Record extracts:
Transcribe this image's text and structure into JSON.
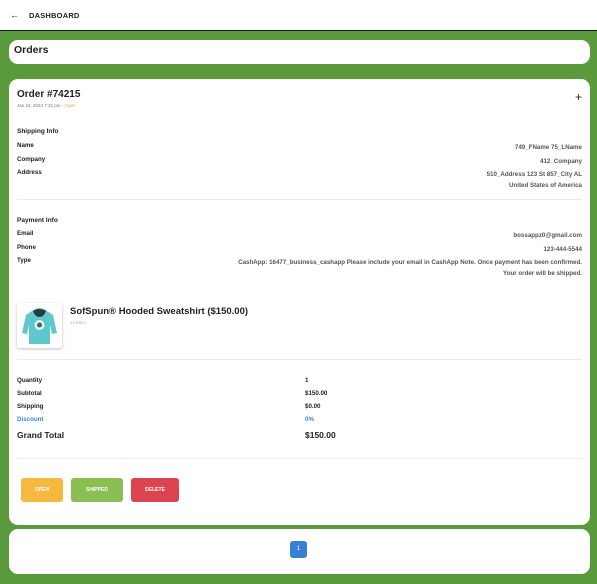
{
  "topbar": {
    "back_icon": "arrow-left-icon",
    "title": "DASHBOARD"
  },
  "orders": {
    "title": "Orders"
  },
  "order": {
    "title": "Order #74215",
    "date": "Jan 24, 2024 7:32 pm",
    "separator": " - ",
    "status": "Open",
    "expand_icon": "plus-icon",
    "shipping": {
      "title": "Shipping Info",
      "name_label": "Name",
      "name": "749_FName 75_LName",
      "company_label": "Company",
      "company": "412_Company",
      "address_label": "Address",
      "address_line1": "510_Address 123 St 857_City AL",
      "address_line2": "United States of America"
    },
    "payment": {
      "title": "Payment Info",
      "email_label": "Email",
      "email": "bossappz0@gmail.com",
      "phone_label": "Phone",
      "phone": "123-444-5544",
      "type_label": "Type",
      "type_line1": "CashApp: 16477_business_cashapp Please include your email in CashApp Note. Once payment has been confirmed.",
      "type_line2": "Your order will be shipped."
    },
    "product": {
      "image_icon": "hoodie-image",
      "name": "SofSpun® Hooded Sweatshirt ($150.00)",
      "variant": "1x Mam"
    },
    "summary": {
      "quantity_label": "Quantity",
      "quantity": "1",
      "subtotal_label": "Subtotal",
      "subtotal": "$150.00",
      "shipping_label": "Shipping",
      "shipping": "$0.00",
      "discount_label": "Discount",
      "discount": "0%",
      "grand_label": "Grand Total",
      "grand": "$150.00"
    },
    "buttons": {
      "open": "OPEN",
      "shipped": "SHIPPED",
      "delete": "DELETE"
    }
  },
  "pagination": {
    "current": "1"
  },
  "colors": {
    "background": "#5a9a3c",
    "open": "#f5b940",
    "shipped": "#8bbf54",
    "delete": "#dc4450",
    "page": "#3a7fd6",
    "discount": "#3a86d8"
  }
}
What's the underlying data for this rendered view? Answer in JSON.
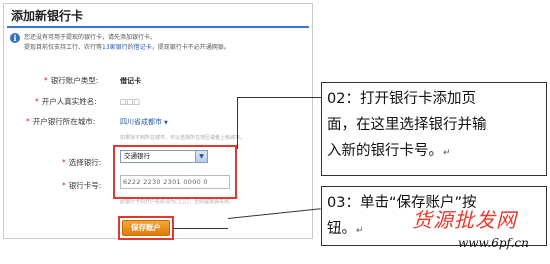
{
  "panel": {
    "title": "添加新银行卡",
    "notice_line1": "您还没有可用于提现的银行卡，请先添加银行卡。",
    "notice_line2_a": "提现目前仅支持工行、农行等",
    "notice_line2_link1": "13家银行",
    "notice_line2_b": "的",
    "notice_line2_link2": "借记卡",
    "notice_line2_c": "，提现银行卡不必开通网银。"
  },
  "form": {
    "account_type_label": "银行账户类型:",
    "account_type_value": "借记卡",
    "holder_name_label": "开户人真实姓名:",
    "holder_name_value": "□□□",
    "city_label": "开户银行所在城市:",
    "city_value": "四川省成都市",
    "city_hint": "如果找不到所在城市，可以选择所在地区或者上级城市。",
    "bank_label": "选择银行:",
    "bank_value": "交通银行",
    "card_label": "银行卡号:",
    "card_value": "6222 2230 2301 0000 0",
    "card_hint": "此银行卡的开户名必须为□□□，否则提现会失败。",
    "save_label": "保存账户"
  },
  "callouts": {
    "step2": [
      "02：打开银行卡添加页",
      "面，在这里选择银行并输",
      "入新的银行卡号。"
    ],
    "step3": [
      "03：单击“保存账户”按",
      "钮。"
    ],
    "return_mark": "↵"
  },
  "watermark": {
    "text": "货源批发网",
    "url": "www.6pf.cn"
  },
  "colors": {
    "accent_blue": "#3d73c9",
    "link_blue": "#2456b3",
    "highlight_red": "#e2382d",
    "button_orange": "#e07a0a"
  },
  "icons": {
    "info": "info-icon",
    "dropdown": "chevron-down-icon"
  }
}
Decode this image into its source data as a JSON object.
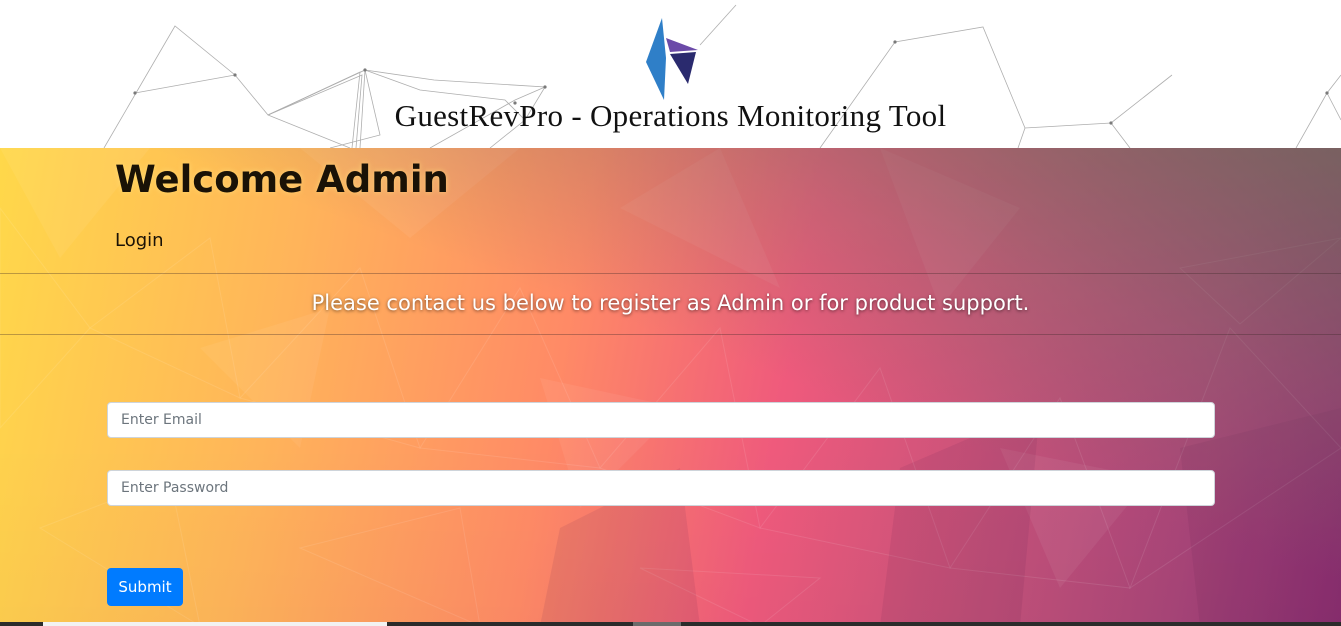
{
  "header": {
    "app_title": "GuestRevPro - Operations Monitoring Tool",
    "logo_icon": "guestrevpro-logo-icon"
  },
  "hero": {
    "welcome_title": "Welcome Admin",
    "login_label": "Login",
    "contact_text": "Please contact us below to register as Admin or for product support."
  },
  "form": {
    "email_placeholder": "Enter Email",
    "email_value": "",
    "password_placeholder": "Enter Password",
    "password_value": "",
    "submit_label": "Submit"
  },
  "colors": {
    "submit_bg": "#007bff",
    "logo_blue": "#2f7fc8",
    "logo_purple": "#6b4aa8",
    "logo_navy": "#2a2a6e"
  }
}
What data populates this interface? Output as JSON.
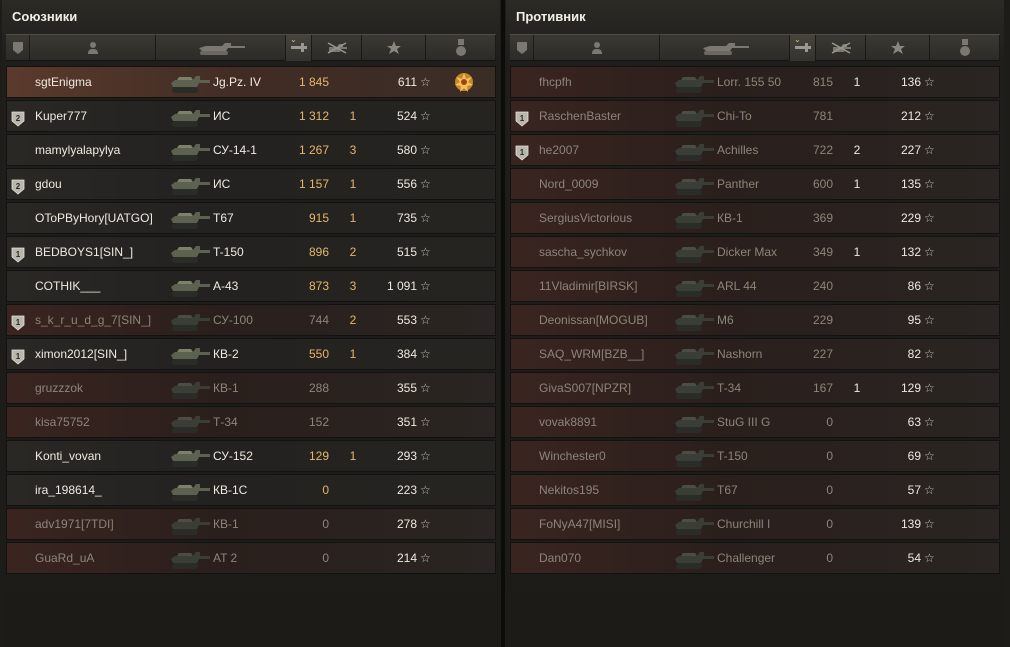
{
  "allies": {
    "title": "Союзники",
    "rows": [
      {
        "name": "sgtEnigma",
        "tank": "Jg.Pz. IV",
        "damage": "1 845",
        "kills": "",
        "xp": "611",
        "badge": "",
        "state": "me",
        "medal": true
      },
      {
        "name": "Kuper777",
        "tank": "ИС",
        "damage": "1 312",
        "kills": "1",
        "xp": "524",
        "badge": "2",
        "state": "alive"
      },
      {
        "name": "mamylyalapylya",
        "tank": "СУ-14-1",
        "damage": "1 267",
        "kills": "3",
        "xp": "580",
        "badge": "",
        "state": "alive"
      },
      {
        "name": "gdou",
        "tank": "ИС",
        "damage": "1 157",
        "kills": "1",
        "xp": "556",
        "badge": "2",
        "state": "alive"
      },
      {
        "name": "OToPByHory[UATGO]",
        "tank": "T67",
        "damage": "915",
        "kills": "1",
        "xp": "735",
        "badge": "",
        "state": "alive"
      },
      {
        "name": "BEDBOYS1[SIN_]",
        "tank": "T-150",
        "damage": "896",
        "kills": "2",
        "xp": "515",
        "badge": "1",
        "state": "alive"
      },
      {
        "name": "COTHIK___",
        "tank": "A-43",
        "damage": "873",
        "kills": "3",
        "xp": "1 091",
        "badge": "",
        "state": "alive"
      },
      {
        "name": "s_k_r_u_d_g_7[SIN_]",
        "tank": "СУ-100",
        "damage": "744",
        "kills": "2",
        "xp": "553",
        "badge": "1",
        "state": "dead"
      },
      {
        "name": "ximon2012[SIN_]",
        "tank": "КВ-2",
        "damage": "550",
        "kills": "1",
        "xp": "384",
        "badge": "1",
        "state": "alive"
      },
      {
        "name": "gruzzzok",
        "tank": "КВ-1",
        "damage": "288",
        "kills": "",
        "xp": "355",
        "badge": "",
        "state": "dead"
      },
      {
        "name": "kisa75752",
        "tank": "Т-34",
        "damage": "152",
        "kills": "",
        "xp": "351",
        "badge": "",
        "state": "dead"
      },
      {
        "name": "Konti_vovan",
        "tank": "СУ-152",
        "damage": "129",
        "kills": "1",
        "xp": "293",
        "badge": "",
        "state": "alive"
      },
      {
        "name": "ira_198614_",
        "tank": "КВ-1С",
        "damage": "0",
        "kills": "",
        "xp": "223",
        "badge": "",
        "state": "alive"
      },
      {
        "name": "adv1971[7TDI]",
        "tank": "КВ-1",
        "damage": "0",
        "kills": "",
        "xp": "278",
        "badge": "",
        "state": "dead"
      },
      {
        "name": "GuaRd_uA",
        "tank": "AT 2",
        "damage": "0",
        "kills": "",
        "xp": "214",
        "badge": "",
        "state": "dead"
      }
    ]
  },
  "enemies": {
    "title": "Противник",
    "rows": [
      {
        "name": "fhcpfh",
        "tank": "Lorr. 155 50",
        "damage": "815",
        "kills": "1",
        "xp": "136",
        "badge": "",
        "state": "dead"
      },
      {
        "name": "RaschenBaster",
        "tank": "Chi-To",
        "damage": "781",
        "kills": "",
        "xp": "212",
        "badge": "1",
        "state": "dead"
      },
      {
        "name": "he2007",
        "tank": "Achilles",
        "damage": "722",
        "kills": "2",
        "xp": "227",
        "badge": "1",
        "state": "dead"
      },
      {
        "name": "Nord_0009",
        "tank": "Panther",
        "damage": "600",
        "kills": "1",
        "xp": "135",
        "badge": "",
        "state": "dead"
      },
      {
        "name": "SergiusVictorious",
        "tank": "КВ-1",
        "damage": "369",
        "kills": "",
        "xp": "229",
        "badge": "",
        "state": "dead"
      },
      {
        "name": "sascha_sychkov",
        "tank": "Dicker Max",
        "damage": "349",
        "kills": "1",
        "xp": "132",
        "badge": "",
        "state": "dead"
      },
      {
        "name": "11Vladimir[BIRSK]",
        "tank": "ARL 44",
        "damage": "240",
        "kills": "",
        "xp": "86",
        "badge": "",
        "state": "dead"
      },
      {
        "name": "Deonissan[MOGUB]",
        "tank": "M6",
        "damage": "229",
        "kills": "",
        "xp": "95",
        "badge": "",
        "state": "dead"
      },
      {
        "name": "SAQ_WRM[BZB__]",
        "tank": "Nashorn",
        "damage": "227",
        "kills": "",
        "xp": "82",
        "badge": "",
        "state": "dead"
      },
      {
        "name": "GivaS007[NPZR]",
        "tank": "T-34",
        "damage": "167",
        "kills": "1",
        "xp": "129",
        "badge": "",
        "state": "dead"
      },
      {
        "name": "vovak8891",
        "tank": "StuG III G",
        "damage": "0",
        "kills": "",
        "xp": "63",
        "badge": "",
        "state": "dead"
      },
      {
        "name": "Winchester0",
        "tank": "T-150",
        "damage": "0",
        "kills": "",
        "xp": "69",
        "badge": "",
        "state": "dead"
      },
      {
        "name": "Nekitos195",
        "tank": "T67",
        "damage": "0",
        "kills": "",
        "xp": "57",
        "badge": "",
        "state": "dead"
      },
      {
        "name": "FoNyA47[MISI]",
        "tank": "Churchill I",
        "damage": "0",
        "kills": "",
        "xp": "139",
        "badge": "",
        "state": "dead"
      },
      {
        "name": "Dan070",
        "tank": "Challenger",
        "damage": "0",
        "kills": "",
        "xp": "54",
        "badge": "",
        "state": "dead"
      }
    ]
  },
  "header_icons": [
    "badge-icon",
    "player-icon",
    "tank-icon",
    "damage-icon",
    "kills-icon",
    "xp-star-icon",
    "medal-icon"
  ],
  "colors": {
    "background": "#1d1c19",
    "damage": "#e4b66c",
    "dead_row": "#3a2420",
    "me_row": "#5a3a2c"
  }
}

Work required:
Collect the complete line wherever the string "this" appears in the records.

Your response:
Transcribe this image's text and structure into JSON.
What's the underlying data for this rendered view? Answer in JSON.
Decode this image into its source data as a JSON object.
What data populates this interface? Output as JSON.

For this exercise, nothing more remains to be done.